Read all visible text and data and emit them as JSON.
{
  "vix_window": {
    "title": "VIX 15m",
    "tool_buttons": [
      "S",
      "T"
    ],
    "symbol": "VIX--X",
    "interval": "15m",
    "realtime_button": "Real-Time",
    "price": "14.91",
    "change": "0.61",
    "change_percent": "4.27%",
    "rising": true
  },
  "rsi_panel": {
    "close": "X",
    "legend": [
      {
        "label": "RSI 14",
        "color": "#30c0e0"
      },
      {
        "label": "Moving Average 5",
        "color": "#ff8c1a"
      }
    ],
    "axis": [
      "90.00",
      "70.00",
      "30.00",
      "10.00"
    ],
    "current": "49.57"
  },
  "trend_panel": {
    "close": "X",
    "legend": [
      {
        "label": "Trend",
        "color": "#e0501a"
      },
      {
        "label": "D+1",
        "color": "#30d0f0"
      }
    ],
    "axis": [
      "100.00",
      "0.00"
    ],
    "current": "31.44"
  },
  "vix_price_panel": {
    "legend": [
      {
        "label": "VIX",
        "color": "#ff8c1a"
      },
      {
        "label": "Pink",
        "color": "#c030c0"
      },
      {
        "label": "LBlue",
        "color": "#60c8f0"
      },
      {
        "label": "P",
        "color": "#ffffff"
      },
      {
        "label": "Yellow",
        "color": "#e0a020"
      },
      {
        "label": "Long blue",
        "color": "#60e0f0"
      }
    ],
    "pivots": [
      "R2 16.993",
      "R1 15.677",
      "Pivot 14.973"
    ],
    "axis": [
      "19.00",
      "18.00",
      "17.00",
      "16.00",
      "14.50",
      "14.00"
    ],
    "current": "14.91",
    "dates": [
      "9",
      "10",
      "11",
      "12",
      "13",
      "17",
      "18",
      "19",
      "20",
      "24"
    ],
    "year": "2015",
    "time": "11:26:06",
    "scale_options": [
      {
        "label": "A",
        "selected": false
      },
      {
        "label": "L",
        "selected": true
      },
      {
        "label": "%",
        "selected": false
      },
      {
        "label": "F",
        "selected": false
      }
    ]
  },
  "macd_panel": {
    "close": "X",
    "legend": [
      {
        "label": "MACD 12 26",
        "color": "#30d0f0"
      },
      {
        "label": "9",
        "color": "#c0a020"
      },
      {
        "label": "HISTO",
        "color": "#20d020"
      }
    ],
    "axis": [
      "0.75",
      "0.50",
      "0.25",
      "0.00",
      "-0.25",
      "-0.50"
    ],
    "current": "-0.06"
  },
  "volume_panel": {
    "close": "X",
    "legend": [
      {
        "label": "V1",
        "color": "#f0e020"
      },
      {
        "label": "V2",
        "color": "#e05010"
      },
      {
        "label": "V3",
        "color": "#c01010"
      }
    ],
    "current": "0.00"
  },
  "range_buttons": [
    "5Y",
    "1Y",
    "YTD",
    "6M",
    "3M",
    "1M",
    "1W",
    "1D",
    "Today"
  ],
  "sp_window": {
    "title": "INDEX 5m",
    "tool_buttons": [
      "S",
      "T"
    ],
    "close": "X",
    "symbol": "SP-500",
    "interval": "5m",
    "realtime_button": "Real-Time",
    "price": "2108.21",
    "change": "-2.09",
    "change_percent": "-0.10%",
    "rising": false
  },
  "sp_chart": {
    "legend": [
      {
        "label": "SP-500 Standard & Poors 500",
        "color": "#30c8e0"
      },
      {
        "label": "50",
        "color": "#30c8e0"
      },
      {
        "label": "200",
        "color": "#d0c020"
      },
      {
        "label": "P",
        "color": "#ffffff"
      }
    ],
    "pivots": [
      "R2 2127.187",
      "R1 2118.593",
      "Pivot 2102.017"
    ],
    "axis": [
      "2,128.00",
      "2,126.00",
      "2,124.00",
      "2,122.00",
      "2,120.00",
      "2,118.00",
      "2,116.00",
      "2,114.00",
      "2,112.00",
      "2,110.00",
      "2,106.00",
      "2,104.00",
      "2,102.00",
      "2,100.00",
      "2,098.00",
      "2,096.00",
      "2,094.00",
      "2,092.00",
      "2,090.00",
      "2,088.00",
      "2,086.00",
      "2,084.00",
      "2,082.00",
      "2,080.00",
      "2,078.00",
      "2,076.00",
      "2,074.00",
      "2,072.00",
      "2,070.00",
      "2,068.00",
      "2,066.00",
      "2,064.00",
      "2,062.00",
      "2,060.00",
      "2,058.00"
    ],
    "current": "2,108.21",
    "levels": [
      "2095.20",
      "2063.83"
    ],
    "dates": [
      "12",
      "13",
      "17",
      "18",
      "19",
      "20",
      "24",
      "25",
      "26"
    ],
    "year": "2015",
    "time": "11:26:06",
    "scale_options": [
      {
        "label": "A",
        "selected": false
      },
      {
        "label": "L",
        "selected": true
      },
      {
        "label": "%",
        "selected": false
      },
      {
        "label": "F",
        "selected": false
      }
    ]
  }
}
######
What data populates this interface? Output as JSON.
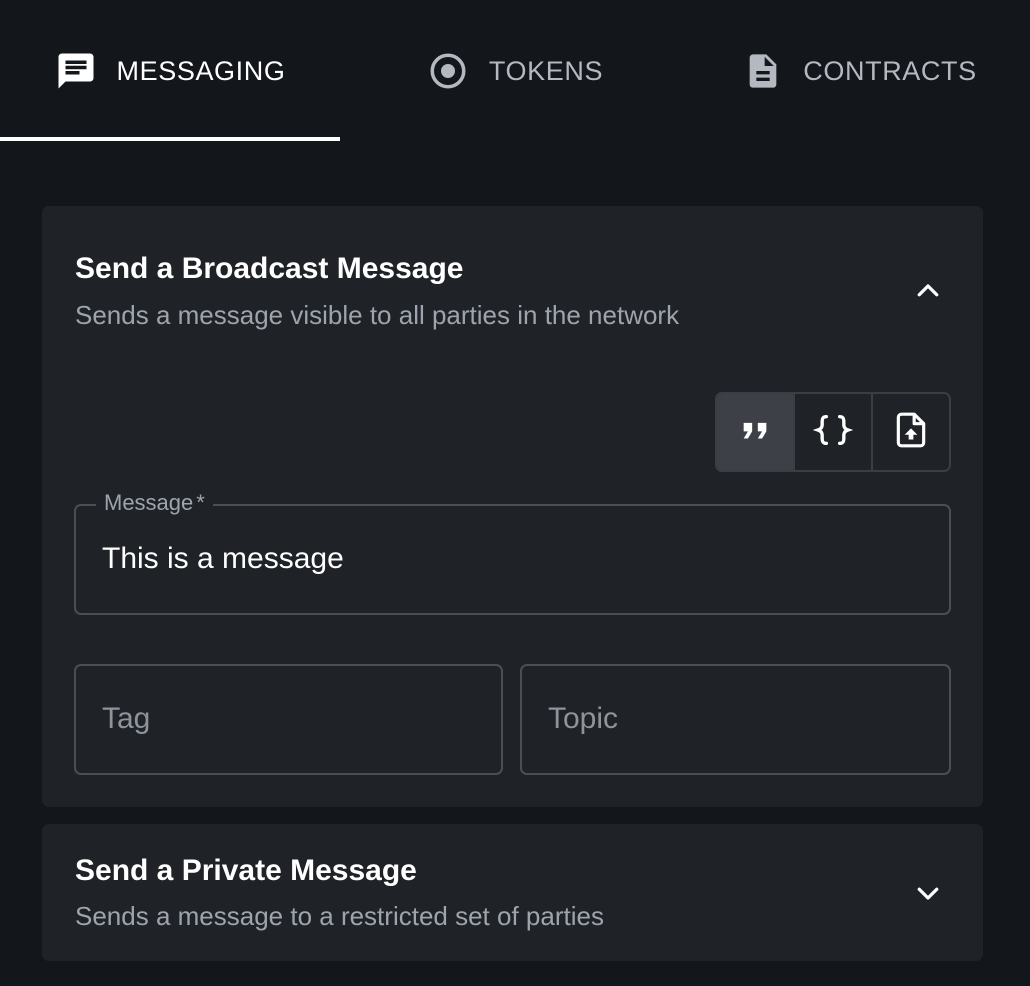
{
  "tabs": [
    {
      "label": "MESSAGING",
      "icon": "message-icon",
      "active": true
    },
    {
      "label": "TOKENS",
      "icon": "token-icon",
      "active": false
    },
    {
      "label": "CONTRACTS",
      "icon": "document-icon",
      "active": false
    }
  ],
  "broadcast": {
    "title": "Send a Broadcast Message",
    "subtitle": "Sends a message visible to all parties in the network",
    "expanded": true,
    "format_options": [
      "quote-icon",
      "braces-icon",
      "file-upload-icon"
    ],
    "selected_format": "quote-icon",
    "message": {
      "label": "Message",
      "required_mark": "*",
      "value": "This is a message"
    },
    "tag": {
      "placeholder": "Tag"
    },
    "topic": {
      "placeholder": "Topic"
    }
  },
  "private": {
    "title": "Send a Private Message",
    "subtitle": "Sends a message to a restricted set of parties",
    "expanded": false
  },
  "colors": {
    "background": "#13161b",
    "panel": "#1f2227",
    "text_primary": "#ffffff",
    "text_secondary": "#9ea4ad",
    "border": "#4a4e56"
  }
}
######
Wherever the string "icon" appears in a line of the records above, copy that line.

◆ **Finished task**
      "icon": "message-icon",
      "icon": "token-icon",
      "icon": "document-icon",
      "quote-icon",
      "braces-icon",
      "file-upload-icon"
    "selected_format": "quote-icon",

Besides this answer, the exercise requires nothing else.